(Dataset excerpts)
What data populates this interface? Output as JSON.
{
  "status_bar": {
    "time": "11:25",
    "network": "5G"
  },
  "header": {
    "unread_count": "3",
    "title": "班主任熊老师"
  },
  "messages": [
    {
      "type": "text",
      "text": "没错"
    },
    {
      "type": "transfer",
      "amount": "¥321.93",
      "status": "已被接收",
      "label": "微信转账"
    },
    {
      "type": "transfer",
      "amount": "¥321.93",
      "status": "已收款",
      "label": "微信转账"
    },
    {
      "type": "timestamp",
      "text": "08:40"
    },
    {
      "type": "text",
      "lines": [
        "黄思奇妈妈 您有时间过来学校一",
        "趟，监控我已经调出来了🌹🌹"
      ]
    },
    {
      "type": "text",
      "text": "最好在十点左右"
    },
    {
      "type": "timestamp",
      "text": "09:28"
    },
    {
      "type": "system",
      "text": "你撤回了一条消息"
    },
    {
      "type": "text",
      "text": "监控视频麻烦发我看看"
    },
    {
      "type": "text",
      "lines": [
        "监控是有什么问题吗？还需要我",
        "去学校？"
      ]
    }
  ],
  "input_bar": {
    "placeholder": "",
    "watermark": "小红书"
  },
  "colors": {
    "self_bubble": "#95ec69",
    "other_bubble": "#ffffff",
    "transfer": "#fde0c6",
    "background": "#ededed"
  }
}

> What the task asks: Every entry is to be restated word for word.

> Exercise solution:
What data populates this interface? Output as JSON.
{
  "status_bar": {
    "time": "11:25",
    "network": "5G"
  },
  "header": {
    "unread_count": "3",
    "title": "班主任熊老师"
  },
  "messages": [
    {
      "type": "text",
      "text": "没错"
    },
    {
      "type": "transfer",
      "amount": "¥321.93",
      "status": "已被接收",
      "label": "微信转账"
    },
    {
      "type": "transfer",
      "amount": "¥321.93",
      "status": "已收款",
      "label": "微信转账"
    },
    {
      "type": "timestamp",
      "text": "08:40"
    },
    {
      "type": "text",
      "lines": [
        "黄思奇妈妈 您有时间过来学校一",
        "趟，监控我已经调出来了🌹🌹"
      ]
    },
    {
      "type": "text",
      "text": "最好在十点左右"
    },
    {
      "type": "timestamp",
      "text": "09:28"
    },
    {
      "type": "system",
      "text": "你撤回了一条消息"
    },
    {
      "type": "text",
      "text": "监控视频麻烦发我看看"
    },
    {
      "type": "text",
      "lines": [
        "监控是有什么问题吗？还需要我",
        "去学校？"
      ]
    }
  ],
  "input_bar": {
    "placeholder": "",
    "watermark": "小红书"
  },
  "colors": {
    "self_bubble": "#95ec69",
    "other_bubble": "#ffffff",
    "transfer": "#fde0c6",
    "background": "#ededed"
  }
}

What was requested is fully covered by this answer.